Government Diet Moderation Program

This thread will be written for the US but feel free to comment on an international level.

So as far as I know we have laws that protect people from themselves…ie Suicide is illegal, drugs that are bad for health and or society like Crack or Heroin are illegal. I’m guessing the root for these laws is so we have a healthier more productive society.

It is my opinion that the government should set up offices where every 6 months you have to go in to get a health review. Using your age, body fat percentage and cholesterol level you will be given a health rating. This health rating will be put on your license like the rest of your information.

Stores and eateries will then check ID when people want to buy unhealthy food. If you have a high enough rating you are allowed to eat the 2 donuts and coffee for breakfast. If you are fat and unhealthy you have to eat the oatmeal and fresh fruit.

If we have that foundation of law to protect people from themselves I think we should start applying that to people’s diet and health.

I was in the mall today and went to the bathroom. There was a man probably late fifties with one of those power scooter wheel chair things. While I was performing my bathroom duties I felt bad for him as that must be a hassle to go in public bathrooms. But then he gets up out of the stall and sits back down in his chair. So now I realize he isn’t handicapped, he’s just so fat and lazy he uses a scooter to get around.

Now I just ordered my lunch which was a half sandwich and soup, when the fat tank rolls up behind me in line. As I’m waiting for my food I hear him ask for 1 dozen of the double chocolate cookies. I almost lost it and grabbed the cane of the back of his scooter and gave him an old fashion beating. It literally made me sick and totally disgusted. I was basically watching a pathetic man kill himself. He’s so fat an unhealthy he has to scoot around places, and he’s ordering more cookies. I would relate this to watching a rail thin heroin junkie shoot up in front of me and then pass out in his own crap.

Ok, that is a summation of why I feel this law needs to be put in place.

Today there was a discussion on the news about whether the gov’t should help people to be not obese. You know - I had always thought that the percentage of obese people in the US was 40%, but my facts are a decade off. I’m surprised to see that the percentage of obese people is somewhere around 60-70% in the US.


Pesky bill of rights giving people the right to be obese and ruin and their health :stuck_out_tongue:

Couldn’t you will yourself in such a way that it didn’t affect you?

Sure, but why not try to give people added incentives to not ruin their health? There are no advantages to being obese, and the list of diseases and health problems associated with being obese are long.

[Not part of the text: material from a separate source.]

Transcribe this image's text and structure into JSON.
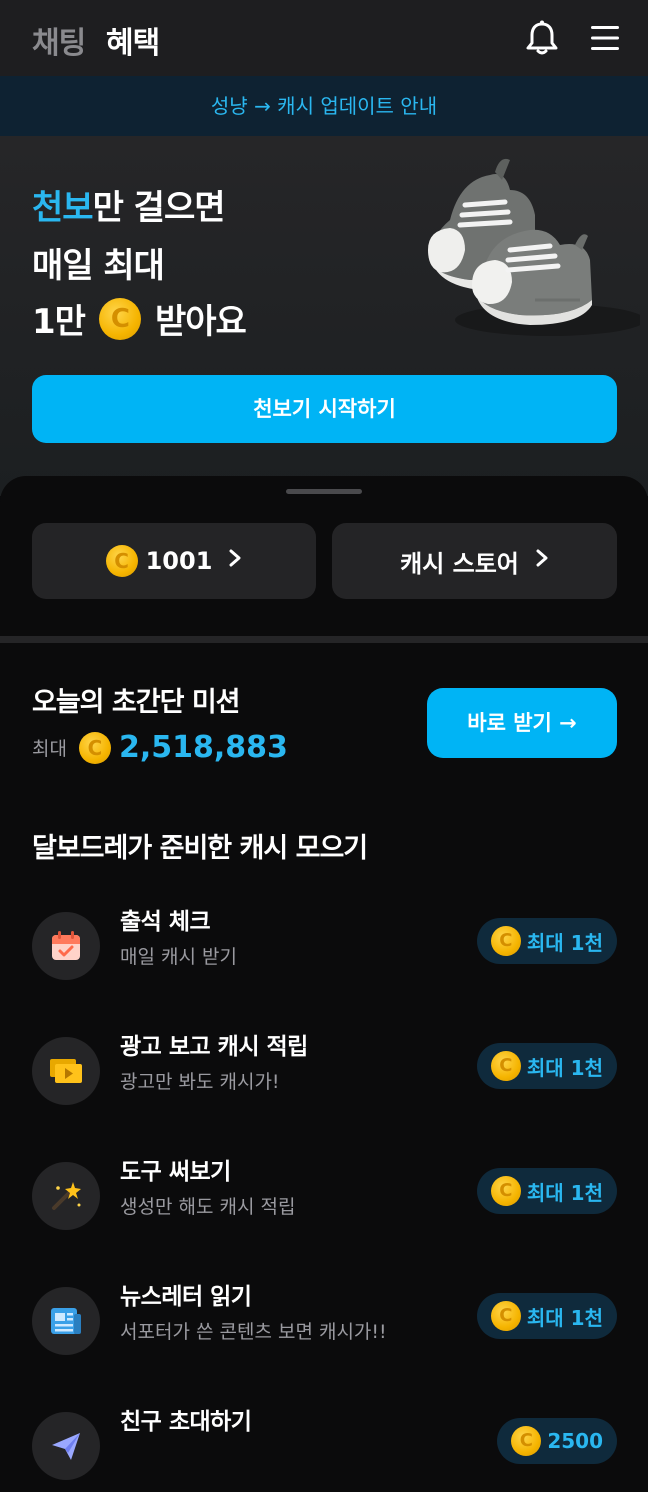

If someone chooses to be morbidly obese, I say more carbs/fat to them :stuck_out_tongue: Though, I am not sure how many consciously choose to be obese. I am not advocating forcing people to do situps everyday. Something like - let’s say - a 2% tax break if you attend a fitness center regularly or something.

I’m sure the 2% the gov’t spends could be saved through greater productivity due to more healthy people.

Wow that number is even higher than I thought it was. nice find KMan.

I think having a healtheir society would increase and better our country in many ways.

I think I was talking about how you could will yourself into not being affected by obese people. Yes, you could give people added incentives, that would be good.

I look at it from an economic point of view. When people are healthy, they take fewer sick days off from work. That means on average, people do more work in a reasonable amount of time. Money that is spent on hospital visits could be spent on other causes.

According to a paper I was reading in an economics journal, the costs of obesity in 1995 was around 100 billion dollars, of which 50 billion was due to healthcare costs. There were about 40 million days of lost work.

Here is an online summary of the article I was reading (I can’t find the original full-length thing):

The total cost attributable to obesity amounted to $99.2 billion dollars in 1995. Approximately $51.64 billion of those dollars were direct medical costs. Using the 1994 NHIS data, cost of lost productivity attributed to obesity (BMI> or =30) was $3.9 billion and reflected 39.2 million days of lost work. In addition, 239 million restricted-activity days, 89.5 million bed-days, and 62.6 million physician visits were attributable to obesity in 1994. Compared with 1988 NHIS data, in 1994 the number of restricted-activity days (36%), bed-days (28%), and work-lost days (50%) increased substantially. The number of physician visits attributed to obesity increased 88% from 1988 to 1994. The economic and personal health costs of overweight and obesity are enormous and compromise the health of the United States. The direct costs associated with obesity represent 5.7% of our National Health Expenditure in the United States.

$55 Billion would probably be enough to reduce the unemployment rate in a large part of the country to 0 while paying people above the national average income and keep them employed for at least a few years. A small percentage of that could do a lot for our education system, security at shipyards, upgraded fire/police stations, etc.

Besides, the US not being obese could be one less thing the rest of the world can not poke fun at us about :stuck_out_tongue:


62.6 million physician visits were attributable to obesity in 1994.

That would be weird to see a doctor about. Especially when most of the time she/he had nothing to say except, “I recommend that you go on a diet.”